Mark Reads ‘Lifeboats’: Chapter 3, Part II

In the second part of the third chapter of Lifeboats, Nita and Kit learn why thousands upon thousands of wizards are converging on one single planet. Intrigued? Then it’s time for Mark to read Young Wizards.

This is a lot of information, and while the information is necessary, this was dense, wasn’t it? Because the group was so large and Mamvish had asked the assembled wizards not to interrupt with questions, this bit of exposition felt a tad long to me, especially when Mamvish was going into technical detail about certain aspects of worldgating wizardry that I’m not sure the reader needed to know. However, it might not be an issue later if some of this plays a bigger part in the story itself. I don’t know! It’s possible!

At the very least, I know what Nita and Kit will be doing on Tevaral, though they’ll be split up during their time on the planet. Is Duane planning to split the narrative, too? She’s done it plenty of times before, and I’ve enjoyed it. I’M JUMPING AHEAD OF MYSELF, THOUGH. Look, I just need to know why we get to that point that we saw in the opening. Does Kit fail??? Does he discover that he can’t convince some of these people to leave their home? We’re clearly building to that, and this whole scene explains the science of why the Tevaral have to leave and why it must be soon. And for what it’s worth, it’s a fantastic chance for Duane to add a severe sense of tension to this story. So even if Mamvish’s instructions are long, they serve another purpose. Duane is setting out the rules of this conflict. We know that Thesba is about to rip apart, and once it does, the people left on Tevaral won’t have much time left. So Duane establishes a constant with this and with the cold open: Tevaral is going to be messed up.

Yet even the challenge of the worldgating provides another form of suspense. There are so many gates that will be opened and operational on Teveral that the teams of wizards need to be careful to watch out for any sort of failure or problem so that a contagion doesn’t spread from one to the next, setting off a terrible chain reaction that could kill all those near gates or traveling within them. NO PRESSURE, OF COURSE. And yes, I did go watch a bunch of videos about ping pong balls and mouse traps, and they were incredibly entertaining until I thought of them as worldgates imploding and killing people and WHY DID YOU DO THIS TO ME DUANE.

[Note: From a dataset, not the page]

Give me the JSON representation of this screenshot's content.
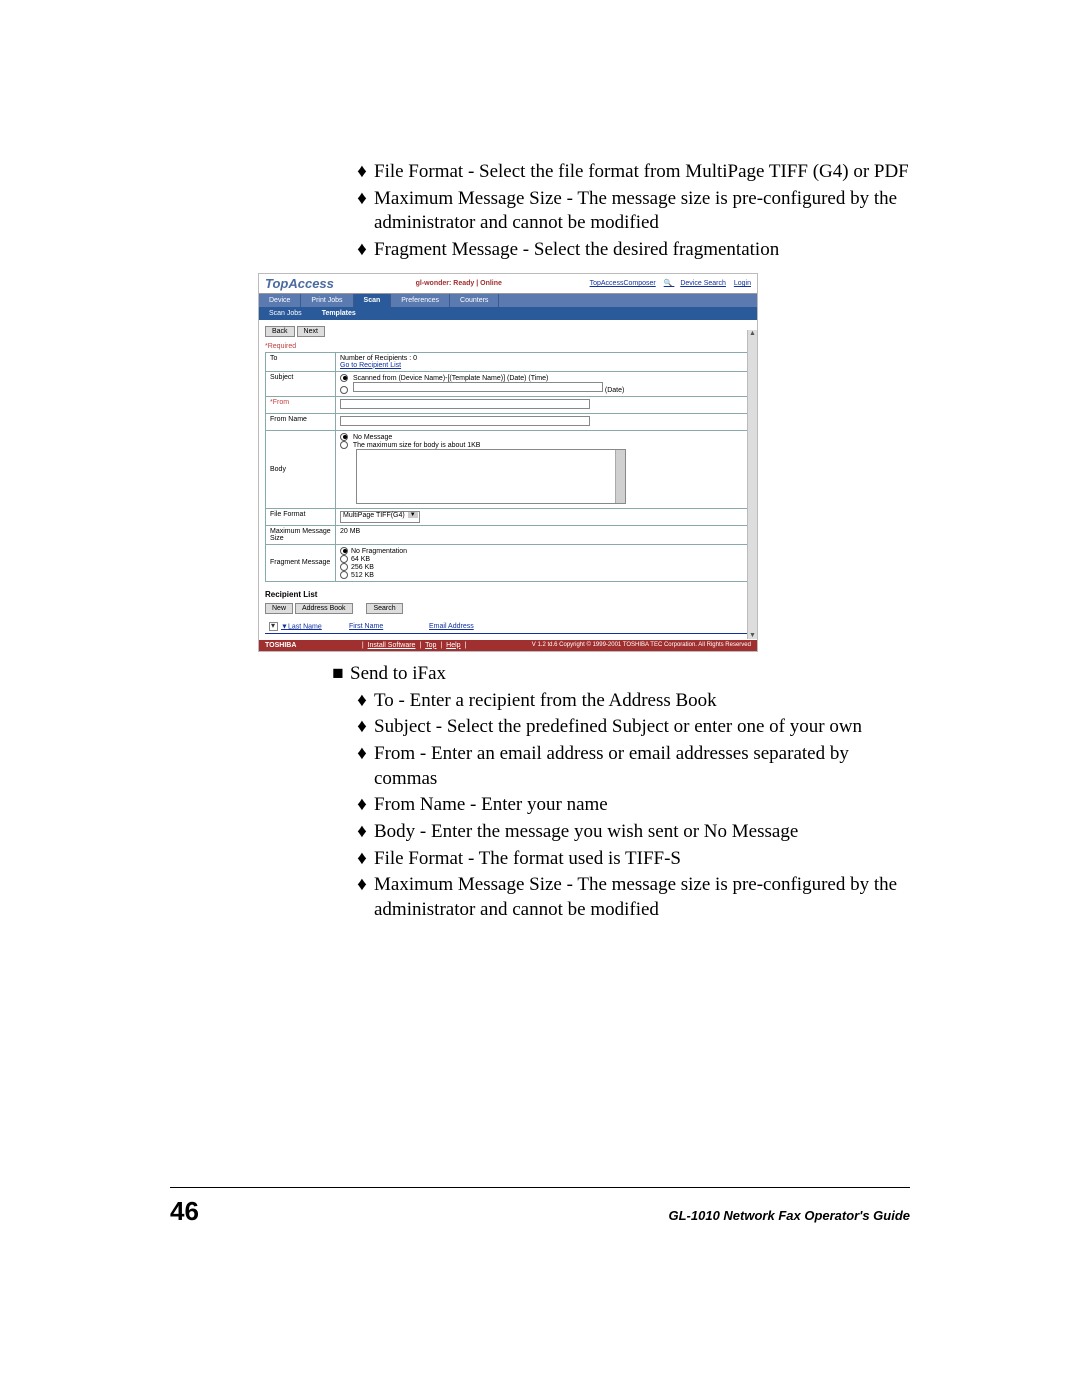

However, of everything that I learned here, it was the symbiotic relationship that intrigued me the most. I admit that I don’t understand it yet, but I can also tell that this is the point. We’re not supposed to. None of the wizards get it either, and it’s not like any of them have ever dealt with a sort of biological imperative to stay connected to one’s home. I wonder, then, if there really is some sort of unseen relationship between Tevaral and the 10% of the population that doesn’t feel like they can leave. Is something happening here that’s making this happen? How can you convince someone to do something that their entire body is telling them not to do? I’m glad that the wizards are so explicit about consent here, and it’s a good thing that they’re not going to force the Tevaralti to do anything they don’t want to. That doesn’t make this less frightening, either, and it also puts the first chapter in a new light. What if Kit is watching those who remained behind as their world is about to be destroyed? Did the wizards ultimately fail here???


Mark Links Stuff

My YA contemporary debut, ANGER IS A GIFT, is now available for pre-order! If you’d like to stay up-to-date on all announcements regarding my books, sign up for my newsletter! DO IT.

About Mark Oshiro

Perpetually unprepared since '09.
This entry was posted in Interim Errantry, Young Wizards and tagged , . Bookmark the permalink.